The European Commission is loath to admit that its remit includes housing policy, but the scale of housing need in Europe may require it to adopt an integrated approach

The European Commission will tell you that housing is not a competence of the European Union. But during a recent meeting of the European Housing Forum, I made a quick list of some of the policy areas where the commission is active: energy efficiency in residential buildings, VAT on the renovation and repair of private dwellings, public procurement rules applicable to registered social landlords, homelessness, social inclusion and cohesion, competition and state aid rules for social housing providers and rural development.

Confused? Me too – especially as I’ve been on a commission group looking at mortgage credit for 18 months. So I asked an official about mortgages: “Is home ownership not about housing?” Answer: “Actually it’s a financial service and we need a single market for those.” Right.

It turns out that the green paper on mortgages is one of the commission’s top issues for the year. The objective of the paper is to look at whether there should be a single market for mortgages, which would mean a British person could buy a house in Italy with a Danish mortgage. It therefore asks questions on all sorts of issues including cross-border access to land registry information, property valuation, contract law and the possibility of creating a pan-European secondary mortgage market.

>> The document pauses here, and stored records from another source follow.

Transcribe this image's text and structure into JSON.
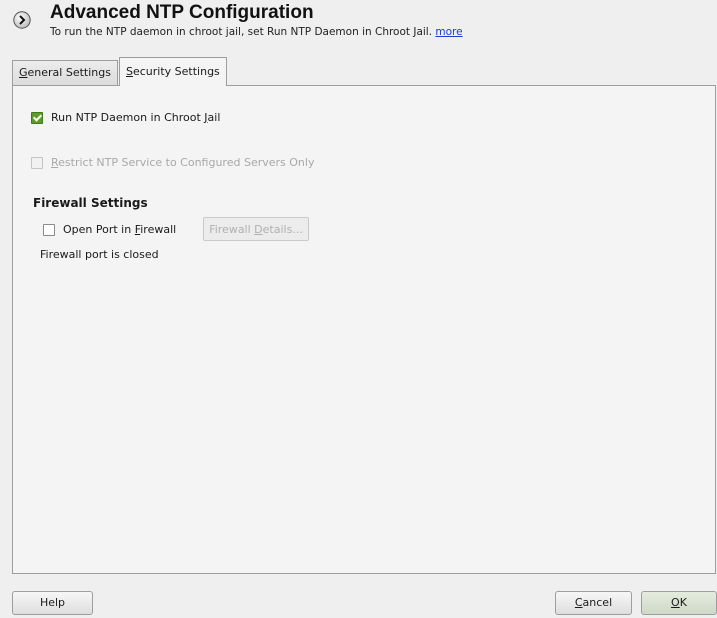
{
  "header": {
    "title": "Advanced NTP Configuration",
    "subtitle": "To run the NTP daemon in chroot jail, set Run NTP Daemon in Chroot Jail.",
    "more_link": "more"
  },
  "tabs": [
    {
      "label_pre": "",
      "mnemonic": "G",
      "label_post": "eneral Settings",
      "active": false
    },
    {
      "label_pre": "",
      "mnemonic": "S",
      "label_post": "ecurity Settings",
      "active": true
    }
  ],
  "security": {
    "chroot": {
      "label_pre": "Run NTP Daemon in Chroot ",
      "mnemonic": "J",
      "label_post": "ail",
      "checked": true,
      "enabled": true
    },
    "restrict": {
      "label_pre": "",
      "mnemonic": "R",
      "label_post": "estrict NTP Service to Configured Servers Only",
      "checked": false,
      "enabled": false
    },
    "firewall": {
      "title": "Firewall Settings",
      "open_port": {
        "label_pre": "Open Port in ",
        "mnemonic": "F",
        "label_post": "irewall",
        "checked": false
      },
      "details_btn": {
        "label_pre": "Firewall ",
        "mnemonic": "D",
        "label_post": "etails...",
        "enabled": false
      },
      "status": "Firewall port is closed"
    }
  },
  "buttons": {
    "help": "Help",
    "cancel": {
      "mnemonic": "C",
      "label_post": "ancel"
    },
    "ok": {
      "mnemonic": "O",
      "label_post": "K"
    }
  },
  "colors": {
    "link": "#1d3cd0",
    "check": "#5d9c2a"
  }
}
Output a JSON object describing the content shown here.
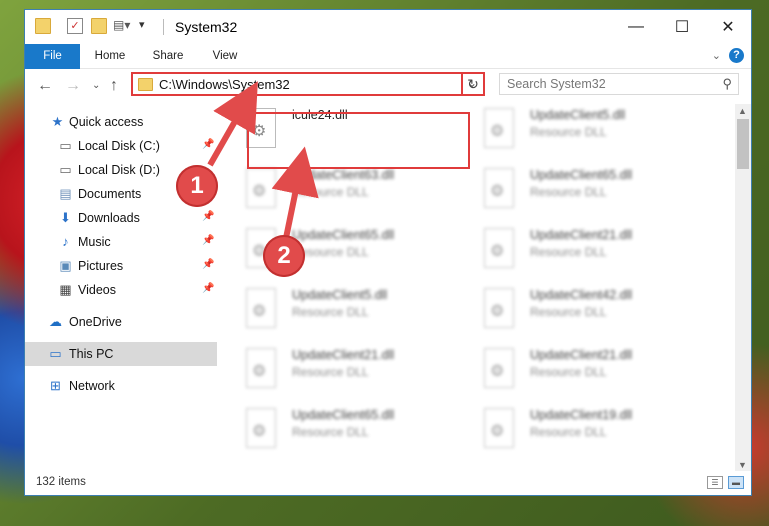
{
  "window": {
    "title": "System32",
    "controls": {
      "minimize": "—",
      "maximize": "☐",
      "close": "✕"
    }
  },
  "ribbon": {
    "tabs": [
      "File",
      "Home",
      "Share",
      "View"
    ]
  },
  "nav": {
    "address": "C:\\Windows\\System32",
    "search_placeholder": "Search System32"
  },
  "sidebar": {
    "items": [
      {
        "label": "Quick access",
        "icon": "star-icon"
      },
      {
        "label": "Local Disk (C:)",
        "icon": "drive-icon"
      },
      {
        "label": "Local Disk (D:)",
        "icon": "drive-icon"
      },
      {
        "label": "Documents",
        "icon": "documents-icon"
      },
      {
        "label": "Downloads",
        "icon": "download-icon"
      },
      {
        "label": "Music",
        "icon": "music-icon"
      },
      {
        "label": "Pictures",
        "icon": "pictures-icon"
      },
      {
        "label": "Videos",
        "icon": "videos-icon"
      },
      {
        "label": "OneDrive",
        "icon": "cloud-icon"
      },
      {
        "label": "This PC",
        "icon": "computer-icon"
      },
      {
        "label": "Network",
        "icon": "network-icon"
      }
    ]
  },
  "files": [
    {
      "name": "icule24.dll",
      "type": ""
    },
    {
      "name": "UpdateClient5.dll",
      "type": "Resource DLL"
    },
    {
      "name": "UpdateClient63.dll",
      "type": "Resource DLL"
    },
    {
      "name": "UpdateClient65.dll",
      "type": "Resource DLL"
    },
    {
      "name": "UpdateClient65.dll",
      "type": "Resource DLL"
    },
    {
      "name": "UpdateClient21.dll",
      "type": "Resource DLL"
    },
    {
      "name": "UpdateClient5.dll",
      "type": "Resource DLL"
    },
    {
      "name": "UpdateClient42.dll",
      "type": "Resource DLL"
    },
    {
      "name": "UpdateClient21.dll",
      "type": "Resource DLL"
    },
    {
      "name": "UpdateClient21.dll",
      "type": "Resource DLL"
    },
    {
      "name": "UpdateClient65.dll",
      "type": "Resource DLL"
    },
    {
      "name": "UpdateClient19.dll",
      "type": "Resource DLL"
    }
  ],
  "status": {
    "item_count": "132 items"
  },
  "annotations": {
    "step1": "1",
    "step2": "2"
  },
  "colors": {
    "accent": "#1979ca",
    "highlight": "#e03b3b"
  }
}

Currently, there is little cross-border activity in mortgages. The UK government, while a little anxious about EU initiatives in this area, has its own drive to boost home ownership – for example, its Five Year Plan for Housing was launched in January and it has a manifesto commitment to create one million more home owners in England alone by 2010.

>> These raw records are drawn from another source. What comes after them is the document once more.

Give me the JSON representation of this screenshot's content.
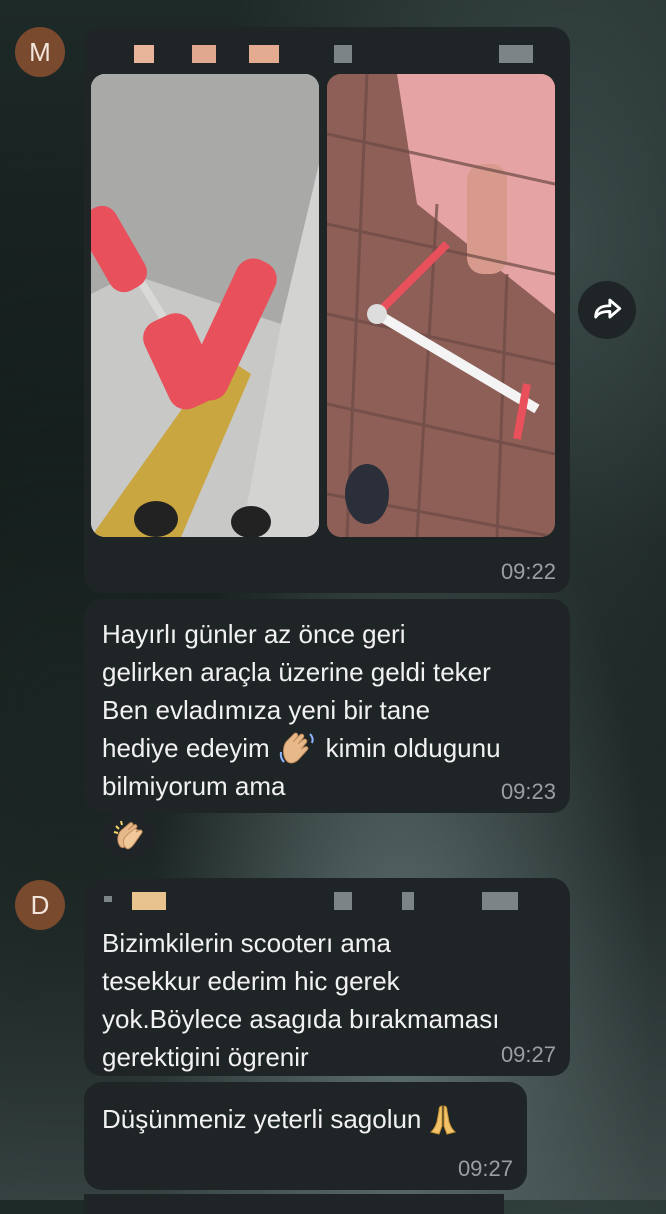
{
  "message1": {
    "avatar_letter": "M",
    "time": "09:22"
  },
  "message2": {
    "lines": [
      "Hayırlı günler az önce geri",
      "gelirken araçla üzerine geldi teker",
      "Ben evladımıza yeni bir tane",
      "hediye edeyim",
      "kimin oldugunu",
      "bilmiyorum  ama"
    ],
    "inline_emoji": "waving-hand",
    "time": "09:23",
    "reaction": "clapping-hands"
  },
  "message3": {
    "avatar_letter": "D",
    "lines": [
      "Bizimkilerin scooterı ama",
      "tesekkur ederim hic gerek",
      "yok.Böylece asagıda bırakmaması",
      "gerektigini ögrenir"
    ],
    "time": "09:27"
  },
  "message4": {
    "line": "Düşünmeniz yeterli sagolun",
    "emoji": "folded-hands",
    "time": "09:27"
  },
  "colors": {
    "bubble": "#1f2526",
    "avatar": "#7a4a2e",
    "time": "#9aa0a2",
    "text": "#f1f1f1",
    "scooter": "#e8505b"
  }
}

So I asked an official about mortgages: ‘Is home ownership not about housing?’ Answer: ‘Actually it’s a financial service and we need a single market for those.’ Right

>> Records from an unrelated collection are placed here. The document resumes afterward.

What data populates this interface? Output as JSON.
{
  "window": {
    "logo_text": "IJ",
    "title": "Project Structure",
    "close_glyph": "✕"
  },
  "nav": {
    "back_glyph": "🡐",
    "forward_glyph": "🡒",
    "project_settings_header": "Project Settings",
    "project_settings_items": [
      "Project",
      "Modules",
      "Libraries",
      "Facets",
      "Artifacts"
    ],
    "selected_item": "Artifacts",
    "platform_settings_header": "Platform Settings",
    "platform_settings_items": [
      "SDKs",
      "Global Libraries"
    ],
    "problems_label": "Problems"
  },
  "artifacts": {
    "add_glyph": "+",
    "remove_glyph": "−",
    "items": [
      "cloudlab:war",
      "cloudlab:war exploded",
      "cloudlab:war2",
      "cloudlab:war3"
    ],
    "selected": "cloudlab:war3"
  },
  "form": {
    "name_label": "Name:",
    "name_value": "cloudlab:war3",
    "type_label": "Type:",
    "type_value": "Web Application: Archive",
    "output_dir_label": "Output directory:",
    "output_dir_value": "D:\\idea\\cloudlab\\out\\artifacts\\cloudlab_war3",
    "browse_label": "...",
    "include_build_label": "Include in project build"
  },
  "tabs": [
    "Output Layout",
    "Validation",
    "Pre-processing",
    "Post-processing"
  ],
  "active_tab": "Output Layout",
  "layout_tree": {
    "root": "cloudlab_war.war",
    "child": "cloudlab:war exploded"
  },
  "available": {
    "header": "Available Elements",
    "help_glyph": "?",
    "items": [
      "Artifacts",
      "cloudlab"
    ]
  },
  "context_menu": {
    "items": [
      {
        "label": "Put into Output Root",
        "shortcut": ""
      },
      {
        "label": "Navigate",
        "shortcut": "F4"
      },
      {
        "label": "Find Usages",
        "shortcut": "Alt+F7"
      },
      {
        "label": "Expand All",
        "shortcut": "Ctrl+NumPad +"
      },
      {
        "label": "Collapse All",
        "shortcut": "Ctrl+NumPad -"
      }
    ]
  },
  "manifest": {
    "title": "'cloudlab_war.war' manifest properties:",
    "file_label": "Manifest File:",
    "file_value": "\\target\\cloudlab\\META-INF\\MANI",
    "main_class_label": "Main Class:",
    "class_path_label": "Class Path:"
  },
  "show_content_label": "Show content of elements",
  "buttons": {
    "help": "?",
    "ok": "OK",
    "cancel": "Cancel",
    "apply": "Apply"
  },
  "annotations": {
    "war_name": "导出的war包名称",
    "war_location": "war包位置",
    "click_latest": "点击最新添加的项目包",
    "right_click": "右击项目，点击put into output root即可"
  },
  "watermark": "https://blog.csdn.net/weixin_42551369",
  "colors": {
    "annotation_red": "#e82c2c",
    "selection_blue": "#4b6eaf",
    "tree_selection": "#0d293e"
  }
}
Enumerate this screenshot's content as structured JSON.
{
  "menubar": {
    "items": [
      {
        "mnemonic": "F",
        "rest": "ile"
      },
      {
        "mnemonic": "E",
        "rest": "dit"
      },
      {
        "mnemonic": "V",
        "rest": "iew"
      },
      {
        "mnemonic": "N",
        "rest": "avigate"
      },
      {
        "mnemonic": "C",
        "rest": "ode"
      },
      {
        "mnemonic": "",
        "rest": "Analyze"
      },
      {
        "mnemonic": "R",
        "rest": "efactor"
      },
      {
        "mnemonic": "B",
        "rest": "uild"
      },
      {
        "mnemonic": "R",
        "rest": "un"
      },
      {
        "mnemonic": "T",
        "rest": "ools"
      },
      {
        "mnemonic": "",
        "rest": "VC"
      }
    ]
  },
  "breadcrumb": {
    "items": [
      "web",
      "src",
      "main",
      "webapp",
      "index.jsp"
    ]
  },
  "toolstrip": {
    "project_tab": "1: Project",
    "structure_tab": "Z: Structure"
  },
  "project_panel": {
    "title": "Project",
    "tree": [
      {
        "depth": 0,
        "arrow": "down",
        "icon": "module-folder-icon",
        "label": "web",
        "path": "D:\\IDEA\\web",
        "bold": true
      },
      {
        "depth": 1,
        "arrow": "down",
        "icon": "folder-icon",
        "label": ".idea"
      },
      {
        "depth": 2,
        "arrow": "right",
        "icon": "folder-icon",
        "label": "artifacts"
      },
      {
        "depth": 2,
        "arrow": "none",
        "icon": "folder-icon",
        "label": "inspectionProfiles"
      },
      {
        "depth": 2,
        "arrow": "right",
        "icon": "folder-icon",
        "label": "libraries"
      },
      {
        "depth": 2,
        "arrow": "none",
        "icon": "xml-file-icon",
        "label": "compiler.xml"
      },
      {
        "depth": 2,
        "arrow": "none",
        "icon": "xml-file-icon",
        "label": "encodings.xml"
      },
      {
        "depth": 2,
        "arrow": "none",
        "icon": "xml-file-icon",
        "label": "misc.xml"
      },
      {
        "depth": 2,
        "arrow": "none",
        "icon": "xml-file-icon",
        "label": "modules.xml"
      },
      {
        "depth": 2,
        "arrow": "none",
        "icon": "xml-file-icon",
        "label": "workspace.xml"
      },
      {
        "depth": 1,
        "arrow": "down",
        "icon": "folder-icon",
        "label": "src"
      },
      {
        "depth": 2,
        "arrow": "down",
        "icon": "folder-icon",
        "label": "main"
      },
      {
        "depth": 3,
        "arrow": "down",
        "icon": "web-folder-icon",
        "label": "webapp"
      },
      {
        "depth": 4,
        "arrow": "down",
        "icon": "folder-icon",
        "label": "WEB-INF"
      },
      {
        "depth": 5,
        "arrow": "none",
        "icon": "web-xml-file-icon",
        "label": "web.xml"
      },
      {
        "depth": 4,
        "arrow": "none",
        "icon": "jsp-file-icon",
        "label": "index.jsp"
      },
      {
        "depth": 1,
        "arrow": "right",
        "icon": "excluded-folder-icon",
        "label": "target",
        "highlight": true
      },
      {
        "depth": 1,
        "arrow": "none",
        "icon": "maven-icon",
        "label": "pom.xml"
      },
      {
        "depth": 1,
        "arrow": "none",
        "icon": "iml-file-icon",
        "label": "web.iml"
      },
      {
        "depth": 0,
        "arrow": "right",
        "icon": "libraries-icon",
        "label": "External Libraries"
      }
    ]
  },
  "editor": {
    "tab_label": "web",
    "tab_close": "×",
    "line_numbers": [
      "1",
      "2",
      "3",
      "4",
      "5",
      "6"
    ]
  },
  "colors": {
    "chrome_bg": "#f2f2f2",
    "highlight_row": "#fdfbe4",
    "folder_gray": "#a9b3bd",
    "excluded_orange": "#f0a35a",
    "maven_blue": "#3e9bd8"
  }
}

Now contrast this with research from Shelter, which shows that most people in the UK believe living in a safe neighbourhood and being able to afford their housing costs are more important than owning their own home. This calls into question why increasing amounts of public money are being used to help first-time buyers and key workers on to the property ladder rather than using it to build affordable rented homes.

If people want public money to be spent on tackling poor housing conditions, improving neighbourhoods and building more social housing then a more balanced approach is needed. Not just at UK level but from the EU too.

So, is it finally time for the EU to recognise that there are already many areas of European law and practice that have an impact on housing and to come up with an integrated strategy? The European parliament is on the case: at the end

of September its cross-party housing group will debate a draft European Housing Charter. And I’ll be looking to see whether the European commission is sitting there stubbornly with its fingers in its ears.